Christopher Houghton Budd (b. 1948, UK) proposes a new town centre in Forgiving Light. The artist took his cue from the traffic signs on the outskirts of Folkestone indicating ‘town centre’, observing the reality that there is no concrete understanding of where the ‘town centre’ is located. Houghton Budd’s conceptual intervention is manifested through a circle of light, marking and renaming the original centre of the town (the point where The Old High Street crossed the Pent River on a bridge to the fishing village) as Central Plaza.
At the Harbour Arm, Atta Kwami (b. 1956, Ghana) presents sculptures that are 3D paintings, incorporating his signature use of colour and abstract painting style. A published author on urbanism and the history of African modernism, Kwami will use his knowledge to place the traditional home-made street vending kiosks of West Africa in dialogue with the commercially produced food-vending kiosks indigenous to East Kent.
Morag Myerscough (b. 1963, UK) proposes to utilise the wraparound ground level exterior wall of the F51 building, which is around 75 metres long and 4 metres high, to create a vast mural in her usual dynamic and playful style. Myerscough would collaborate with residents on phrases and images to ensure that her mural will announce the building at street level in a way that matches the excitement of the interior spaces.
Jacqueline Poncelet (b. 1947, Belgium) will create Looking Ahead. Piercing the retaining wall of the old Ship Street Gasworks site, she will insert a variety of lenses including those which mimic bee-eyes and mechanically operated kaleidoscopes. Passers-by will be invited to peer into the site and beyond – towards the railway viaduct, the hills, and the future.
Mike Stubbs (b.1961, UK) presents Climate Emergency Services, a memorably customised vehicle that dramatises the role of fossil fuels in climate change and plays with the value hierarchies of the motor industry. This conflicted hot rod incorporates the latest technologies for sensing air quality and other pollution and constitutes a roving observatory that will visit festivals and schools.
Best known for his digital drawings produced on an iPad, Jason Wilsher-Mills (b. 1969, UK) also creates 3D figurative sculptures about the world he experiences as an artist with disabilities (caused by a disease of the blood cells). Produced by Shape Arts as part of the Adam Reynolds Award, Wilsher-Mills will create a figurative sculpture in conversation with the monumental statue of William Harvey, son of the Mayor of Folkestone, Royal Physician and discoverer of the circulation of the blood.
The German artist duo Winter/Hörbelt (established 1992) contribute a strikingly monumental sculptural intervention to the Shellons Street crossing, a key location in the urban landscape.
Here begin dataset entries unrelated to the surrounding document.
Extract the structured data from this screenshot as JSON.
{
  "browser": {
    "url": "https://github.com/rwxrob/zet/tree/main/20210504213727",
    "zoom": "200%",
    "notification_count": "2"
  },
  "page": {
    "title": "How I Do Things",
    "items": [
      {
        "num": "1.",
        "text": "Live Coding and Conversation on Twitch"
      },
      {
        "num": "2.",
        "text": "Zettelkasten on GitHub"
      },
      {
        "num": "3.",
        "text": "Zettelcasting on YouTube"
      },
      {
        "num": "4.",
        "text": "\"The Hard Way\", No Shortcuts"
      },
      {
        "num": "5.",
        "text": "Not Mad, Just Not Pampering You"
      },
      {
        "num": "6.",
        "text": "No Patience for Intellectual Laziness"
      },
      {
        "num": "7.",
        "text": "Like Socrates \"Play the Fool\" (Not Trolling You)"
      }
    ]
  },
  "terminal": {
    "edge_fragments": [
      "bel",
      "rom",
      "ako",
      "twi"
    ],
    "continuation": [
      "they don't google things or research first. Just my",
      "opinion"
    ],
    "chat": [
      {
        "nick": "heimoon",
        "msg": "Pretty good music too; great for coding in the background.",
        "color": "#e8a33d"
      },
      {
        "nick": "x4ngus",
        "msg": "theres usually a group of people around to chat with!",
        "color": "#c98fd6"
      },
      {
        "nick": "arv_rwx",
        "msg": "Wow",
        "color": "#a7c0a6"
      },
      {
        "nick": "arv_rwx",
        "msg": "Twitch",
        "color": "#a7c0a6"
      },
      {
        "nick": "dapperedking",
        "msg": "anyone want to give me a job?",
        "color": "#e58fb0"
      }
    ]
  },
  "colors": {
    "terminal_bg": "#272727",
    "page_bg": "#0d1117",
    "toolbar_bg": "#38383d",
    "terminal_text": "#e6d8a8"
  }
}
In doing so, they also memorialise St Eanswythe’s water by transforming a dead tree into a fountain. In creating a sense of excitement, and even confrontation, the artwork will illuminate both the historic and the future significance of the crossing.
In 2017, Malaysian artist HoyCheong Wong (b. 1960, Malaysia) contributed two strikingly beautiful (temporary scaffold) minarets to the façade of the Islamic Cultural Centre on Foord Road South. His relationship with the organising committee of the Centre has continued to develop, and now he, with artist Simon Davenport (b. 1984, UK) and architect Shahed Saleem, are contributing a new artwork for the Triennial, as well as producing an exhibition that envisages a possible future development of the mosque building.